The commission has seen turmoil since the announced retirement of Huff earlier this year, with the county now having hired its third replacement for the election coordinator position since February.
The process for replacing Huff got off to a rocky start in November when an executive session was to be held for the interview of candidates that would have included numerous county officials who would not have direct oversight of the new coordinator were slated to be included in the meeting, against Arkansas' law regarding opening meetings.
A protest at the time by The City Wire resulted in the county judge ultimately complying with the law and eventually David Mansell was hired as the original replacement for Huff.
Errors made during his brief tenure, including the misspelling of U.S. Rep. Tim Griffin's name on the Republican ballots and placing candidates for lieutenant governor in the wrong place on the ballot, preceded Mansell's resignation.
The second hire to replace Huff was Robert Cowan, a former vice president at Rheem, who was hired in late May. Just weeks into his tenure in the job, Cowan resigned.
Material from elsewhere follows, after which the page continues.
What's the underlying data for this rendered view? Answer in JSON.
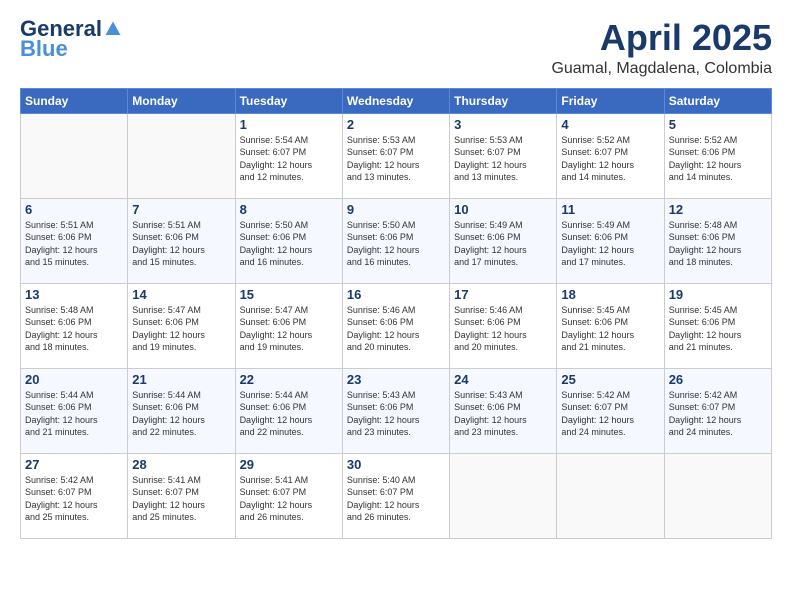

In his resignation, Cowan said the position required more time than he originally anticipated, taking away from his other business interests and time with his family.
Morgan's hiring, which became official early last week, now makes her the third replacement for Huff.
In a specially called meeting of the Election Commission to make official Huff's hiring as a consultant, County Judge David Hudson said Huff would be on board to make sure the election runs smooth under Morgan's new leadership.
"(Huff will be) training and assisting Suzanne," Hudson said. "Suzanne will be the handling the action.”
Hudson elaborated, saying while all actions necessary to keep the county on schedule with regard to printing ballots and other items necessary before election day ever comes.
"Really the intent of this is to stay current, to stay ahead and be proactive and have solid elections through the rest of this year," he said.
Huff's fee for his consulting will be around $12,000 for the year, Hudson said, adding that the fee is determined on a per election basis instead of a flat hourly rate.
Election Commission Chairman Lee Webb said the majority of the funding to pay for Huff's consulting services will be covered and built into the election costs without having to tap much money from the county's general fund.
Once the electoral runoff, if needed, is completed later in November and the election is certified, Huff's consulting services with the county will end, Hudson said.